c. 1200, "wasteland, wilderness, barren area," wooded or not, from Old French desert (12c.) "desert, wilderness, wasteland; destruction, ruin" and directly from Late Latin desertum (source of Italian diserto, Old Provençal dezert, Spanish desierto), literally "thing abandoned" (used in Vulgate to translate "wilderness"), noun use of neuter past participle of Latin deserere "forsake" (see desert (v.)).
Sense of "waterless, treeless region of considerable extent" was in Middle English and gradually became the main meaning. Classical Latin indicated this idea with deserta, plural of desertus. Commonly spelled desart in 18c., which is unetymological, but it avoids confusion with the two other senses of the word.

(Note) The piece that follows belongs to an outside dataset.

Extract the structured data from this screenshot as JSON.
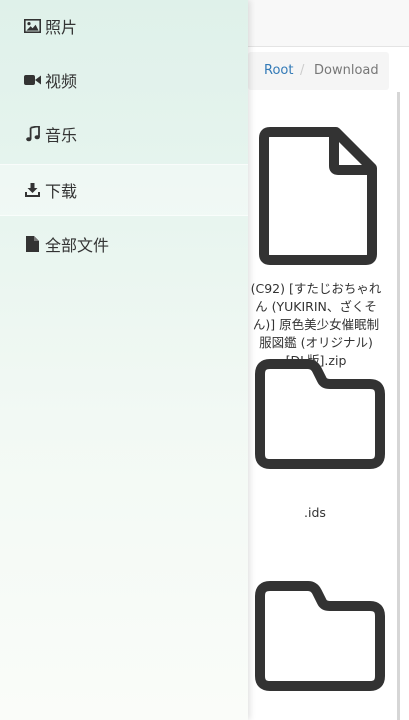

Every important worker will report what life there is in him. It makes no odds into what seeming deserts the poet is born. Though all his neighbors pronounce it a Sahara, it will be a paradise to him; for the desert which we see is the result of the barrenness of our experience. [Thoreau, Journal, May 6, 1854]